By Ray Stern
By Ray Stern
By New Times
By Amy Silverman
By Stephen Lemons
By Stephen Lemons
By Monica Alonzo
By Chris Parker
"Hey, there, New Times guy," slurs this boozy biddy in a pageboy hat beside me. "Show me what you're made of."
I didn't look twice at her perched there as I approached the bar, especially as her boyfriend was sitting on the other side of her. Guess someone must've told her Jett and I were the Inferno crew, or she surmised as much watching us interview people throughout the eve. Normally, I'd be all for some limber-limbed chicalina grinding on me like this, lifting her legs up over me like she's doing Pilates. But not with her papi chulo starin' over her shoulder.
I ease away with a pat on her shin and a smile, cadge my alkie-hall from the tender, and survey the piles of glammed-up bods squirming in the booths along the wall, waiting to get kicked out. An appropriately slutty close for a night aiming to evoke the glamour and excess of Gotham's notorious Club Kids as depicted in the 2003 flick Party Monster, based on the shockumentary of the same name and on James St. James' gruesome memoir Disco Bloodbath.
As most everyone knows, in the film and in real life, the special-K/ecstasy-fueled character arc of New York party promoter Michael Alig spirals out of control with the brutal killing and dismemberment of clubber/drug dealer Angel Melendez. Alig's still doing 10 to 20 for bludgeoning Melendez with a claw hammer, pouring Drano down the guy's throat and taping his mouth shut, then slicing up the body and dumping it into the East River. At the height of Alig's prominence during the late '80s and early '90s at Manhattan's Limelight club, trannies, freaks and geeks paraded through the converted church, popping, snorting and smoking every illicit substance known to man, while dressed as trashy chickens, scuzzy bears, serial murderers and so on, often doffing their duds at some point during the debauch.
Needless to say, The Biz ain't no Limelight. Still, there are trannies, freaks and geeks about as we enter. Jett's the first to note the unique smell of booger sugar in the air, though that's par for the course for just about every dance hall in P-town, and anyway, no one offers me any. In recent memory, The Biz has been known as a real rug-munchateria, and strangely the MAC-phobic, mullet-friendly diesel dyke contingent is in attendance for most of the F/G par-tay, playing pool on one of the tables off to the side, their Marlboro hard-packs poking outta their jeans pockets, completely oblivious to the glitzier goings-on beneath the mirrored disco balls. There, busty Snow Whites, hopped-up gay harlequins, platinum-blonde stewardesses and creepy goth chicks twirl about while Austin Head, Tiffe Fermaint and Jonny Noir take turns spinning a selection of electro, dance rock and New Wave.
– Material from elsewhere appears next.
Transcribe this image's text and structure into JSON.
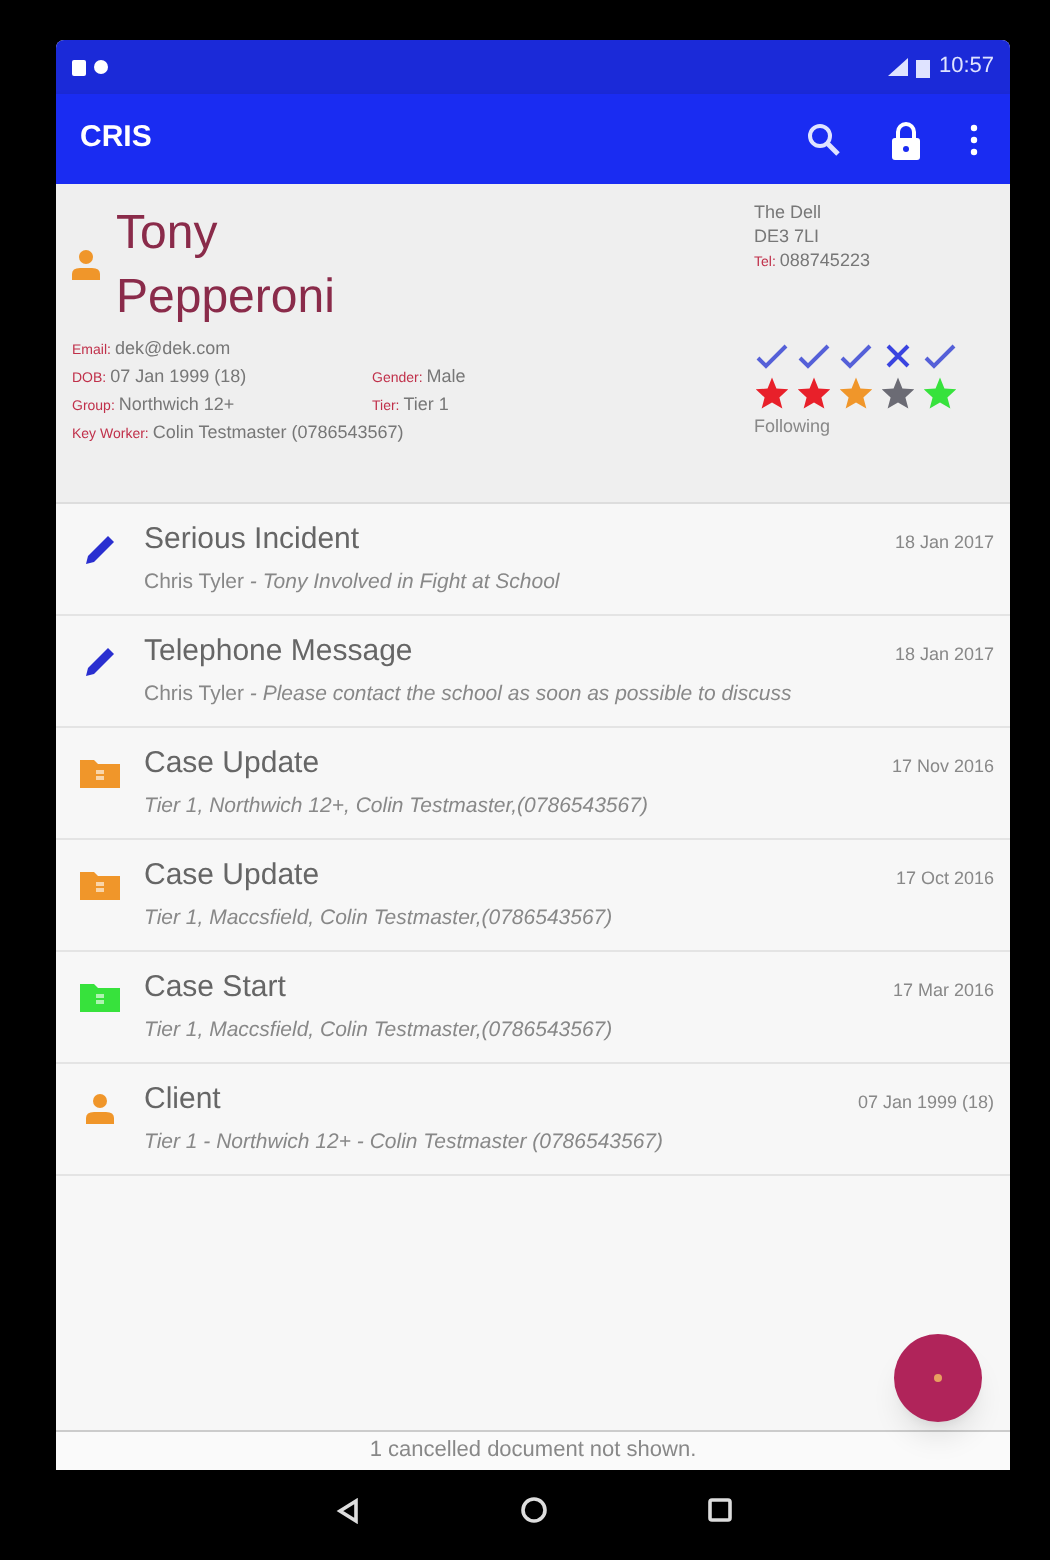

The TV sets roll clips from the Party Monster documentary. On the bar and rises are some fairly hot go-go gals, and one particularly ripped go-go dood who spends a lot of time looking glassy-eyed and rubbing his black-spandex-encased man candy. Right off the bat, we run into The Noirish One, who's as tall as Yao Ming and sporting Herman Munster makeup, a blood-red poodle skirt, and a black tee with matching maître d' jacket.
"Love the go-go dancers, Jonny," oozes the J-blade. "Where did you get them?"
"Mostly from MySpace, dearie," confesses Jonny Boy. "I just post that I need some hooches, and they sign up."
"See, Jett, if you buy yourself a 'puter, you too can score hooches on MySpace," I tell her.
"I'm hooch-free for '06, Ass Master, you know that," she carps unconvincingly. "But there's nothing wrong with making out with them, right? I mean, it's not the same as goin' all Melissa Etheridge on their ass."
"Pardon her, Jonny. As you can tell, she has issues. So which one are you, anyway, Seth Green or Macaulay Culkin?" I ask, referring to the stars of Party Monster, the motion picture.
"Well, I haven't killed anyone yet, if that's what you mean," he says, laughing. "To be honest, the night came about because I was bored with what Phoenix had to offer. I enjoy the fashion and the makeup. I wanted to do something that was completely different from all the hip-hop nights out there."
"Looks like it's kinda 50-50 as far as who's costumed and who's not," I observe.
"It's not exactly the Manhattan Club Kids," Noir admits. "It's a slow start getting people to dress up, but everyone does do their own little thing. A change from the norm. People here are gay, straight, or whatever in between. Really, it's a night for anyone."